Component data from apps and pages
- Opening Delimiter -

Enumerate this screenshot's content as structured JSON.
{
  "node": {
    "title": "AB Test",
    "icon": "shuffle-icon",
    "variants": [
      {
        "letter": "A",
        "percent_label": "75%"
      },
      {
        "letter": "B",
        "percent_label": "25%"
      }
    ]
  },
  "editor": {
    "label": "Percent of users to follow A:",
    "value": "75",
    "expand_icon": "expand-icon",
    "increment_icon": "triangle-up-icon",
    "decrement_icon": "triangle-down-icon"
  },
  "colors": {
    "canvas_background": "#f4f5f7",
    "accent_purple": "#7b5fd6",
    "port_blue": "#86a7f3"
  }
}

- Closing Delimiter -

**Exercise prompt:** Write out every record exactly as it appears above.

**Task response:**
Enumerate this screenshot's content as structured JSON.
{
  "node": {
    "title": "AB Test",
    "icon": "shuffle-icon",
    "variants": [
      {
        "letter": "A",
        "percent_label": "75%"
      },
      {
        "letter": "B",
        "percent_label": "25%"
      }
    ]
  },
  "editor": {
    "label": "Percent of users to follow A:",
    "value": "75",
    "expand_icon": "expand-icon",
    "increment_icon": "triangle-up-icon",
    "decrement_icon": "triangle-down-icon"
  },
  "colors": {
    "canvas_background": "#f4f5f7",
    "accent_purple": "#7b5fd6",
    "port_blue": "#86a7f3"
  }
}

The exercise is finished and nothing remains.